[Opening DATA UNDER STUDY section]
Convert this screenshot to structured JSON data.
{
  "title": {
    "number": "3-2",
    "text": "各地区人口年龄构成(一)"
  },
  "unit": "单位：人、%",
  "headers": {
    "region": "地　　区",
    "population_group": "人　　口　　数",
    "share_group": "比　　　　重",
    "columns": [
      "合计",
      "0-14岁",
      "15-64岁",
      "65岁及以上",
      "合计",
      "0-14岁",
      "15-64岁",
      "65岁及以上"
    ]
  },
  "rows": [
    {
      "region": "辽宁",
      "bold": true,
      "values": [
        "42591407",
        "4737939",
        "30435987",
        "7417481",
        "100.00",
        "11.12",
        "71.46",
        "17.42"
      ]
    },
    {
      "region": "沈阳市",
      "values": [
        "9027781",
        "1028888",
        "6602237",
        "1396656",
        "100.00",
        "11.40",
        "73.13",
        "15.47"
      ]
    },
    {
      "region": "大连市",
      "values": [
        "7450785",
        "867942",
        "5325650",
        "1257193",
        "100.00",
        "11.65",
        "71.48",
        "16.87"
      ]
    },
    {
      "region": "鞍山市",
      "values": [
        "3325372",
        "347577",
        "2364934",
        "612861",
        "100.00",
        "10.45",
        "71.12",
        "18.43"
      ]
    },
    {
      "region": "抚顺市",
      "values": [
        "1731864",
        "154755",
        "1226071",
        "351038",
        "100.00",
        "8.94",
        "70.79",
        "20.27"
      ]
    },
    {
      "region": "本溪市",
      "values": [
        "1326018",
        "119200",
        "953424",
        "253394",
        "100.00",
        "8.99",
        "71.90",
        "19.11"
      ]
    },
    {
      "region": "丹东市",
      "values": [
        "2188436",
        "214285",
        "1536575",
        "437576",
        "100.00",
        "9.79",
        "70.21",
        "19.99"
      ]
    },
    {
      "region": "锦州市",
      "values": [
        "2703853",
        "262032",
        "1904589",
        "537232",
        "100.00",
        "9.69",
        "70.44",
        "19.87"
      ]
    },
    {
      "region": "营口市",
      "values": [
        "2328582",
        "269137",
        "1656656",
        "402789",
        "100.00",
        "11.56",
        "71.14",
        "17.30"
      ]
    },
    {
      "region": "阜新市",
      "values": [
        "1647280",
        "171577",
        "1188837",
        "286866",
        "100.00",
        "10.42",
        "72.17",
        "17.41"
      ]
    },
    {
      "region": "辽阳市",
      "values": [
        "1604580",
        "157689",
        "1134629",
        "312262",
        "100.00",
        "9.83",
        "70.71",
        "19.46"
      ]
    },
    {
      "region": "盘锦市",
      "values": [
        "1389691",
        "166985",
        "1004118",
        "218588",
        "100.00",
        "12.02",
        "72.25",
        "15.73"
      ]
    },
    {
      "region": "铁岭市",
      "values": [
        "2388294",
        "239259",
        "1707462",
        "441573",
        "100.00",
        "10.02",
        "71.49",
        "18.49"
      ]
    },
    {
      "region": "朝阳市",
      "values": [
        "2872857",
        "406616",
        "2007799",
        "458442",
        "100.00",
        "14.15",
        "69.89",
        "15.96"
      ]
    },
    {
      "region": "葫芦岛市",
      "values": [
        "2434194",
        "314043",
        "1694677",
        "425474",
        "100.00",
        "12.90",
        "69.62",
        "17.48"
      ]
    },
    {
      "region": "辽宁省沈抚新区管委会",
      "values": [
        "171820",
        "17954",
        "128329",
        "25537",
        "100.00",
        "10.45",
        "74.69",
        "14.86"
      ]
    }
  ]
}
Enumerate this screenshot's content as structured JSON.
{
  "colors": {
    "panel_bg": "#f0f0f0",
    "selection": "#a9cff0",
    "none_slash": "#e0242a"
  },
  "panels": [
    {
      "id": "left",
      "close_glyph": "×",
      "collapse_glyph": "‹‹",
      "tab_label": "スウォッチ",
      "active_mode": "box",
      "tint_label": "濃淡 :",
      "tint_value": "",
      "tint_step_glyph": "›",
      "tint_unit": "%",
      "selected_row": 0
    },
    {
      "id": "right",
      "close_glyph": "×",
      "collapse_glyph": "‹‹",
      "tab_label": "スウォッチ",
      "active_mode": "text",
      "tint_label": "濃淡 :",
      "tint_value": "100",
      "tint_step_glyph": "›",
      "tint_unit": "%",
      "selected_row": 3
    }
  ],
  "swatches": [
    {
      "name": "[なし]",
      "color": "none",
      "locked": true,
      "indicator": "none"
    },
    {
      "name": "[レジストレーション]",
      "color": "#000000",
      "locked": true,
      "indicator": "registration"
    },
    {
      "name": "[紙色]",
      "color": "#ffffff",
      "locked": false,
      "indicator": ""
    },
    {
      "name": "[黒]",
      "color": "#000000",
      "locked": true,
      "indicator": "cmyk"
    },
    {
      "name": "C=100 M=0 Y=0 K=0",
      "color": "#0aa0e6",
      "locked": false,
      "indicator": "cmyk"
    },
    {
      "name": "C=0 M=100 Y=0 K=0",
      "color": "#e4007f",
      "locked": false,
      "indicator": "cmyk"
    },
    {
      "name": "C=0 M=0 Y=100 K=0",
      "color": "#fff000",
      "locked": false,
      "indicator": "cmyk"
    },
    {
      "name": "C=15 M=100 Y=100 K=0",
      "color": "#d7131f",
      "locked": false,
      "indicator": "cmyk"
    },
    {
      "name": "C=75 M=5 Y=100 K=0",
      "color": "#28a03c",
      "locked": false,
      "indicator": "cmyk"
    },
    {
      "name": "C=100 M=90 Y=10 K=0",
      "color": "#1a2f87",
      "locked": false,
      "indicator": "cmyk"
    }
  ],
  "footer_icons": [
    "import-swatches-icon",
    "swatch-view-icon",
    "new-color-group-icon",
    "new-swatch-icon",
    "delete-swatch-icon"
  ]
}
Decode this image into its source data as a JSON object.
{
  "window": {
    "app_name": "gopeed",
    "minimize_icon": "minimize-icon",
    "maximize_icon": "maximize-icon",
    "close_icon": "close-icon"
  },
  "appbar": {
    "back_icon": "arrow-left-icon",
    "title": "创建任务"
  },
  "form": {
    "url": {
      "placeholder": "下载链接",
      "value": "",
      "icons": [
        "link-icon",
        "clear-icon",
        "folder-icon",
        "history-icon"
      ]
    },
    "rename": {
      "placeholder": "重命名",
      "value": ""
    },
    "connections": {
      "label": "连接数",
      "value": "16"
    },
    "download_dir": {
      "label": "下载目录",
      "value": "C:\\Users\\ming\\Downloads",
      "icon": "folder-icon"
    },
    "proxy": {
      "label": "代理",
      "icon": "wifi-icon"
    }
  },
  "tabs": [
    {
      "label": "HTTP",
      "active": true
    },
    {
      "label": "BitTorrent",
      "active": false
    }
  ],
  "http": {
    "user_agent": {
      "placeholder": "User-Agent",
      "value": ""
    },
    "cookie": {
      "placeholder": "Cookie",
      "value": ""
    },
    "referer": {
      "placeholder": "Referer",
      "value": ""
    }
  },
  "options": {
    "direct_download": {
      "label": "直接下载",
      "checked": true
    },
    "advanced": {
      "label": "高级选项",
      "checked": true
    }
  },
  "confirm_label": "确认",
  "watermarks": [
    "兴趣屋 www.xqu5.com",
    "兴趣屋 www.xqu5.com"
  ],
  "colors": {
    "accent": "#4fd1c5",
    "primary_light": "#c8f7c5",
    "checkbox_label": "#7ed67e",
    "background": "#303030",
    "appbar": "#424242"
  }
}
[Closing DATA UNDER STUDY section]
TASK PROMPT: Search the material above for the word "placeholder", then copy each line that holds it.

EXERCISE SOLUTION:
      "placeholder": "下载链接",
      "placeholder": "重命名",
      "placeholder": "User-Agent",
      "placeholder": "Cookie",
      "placeholder": "Referer",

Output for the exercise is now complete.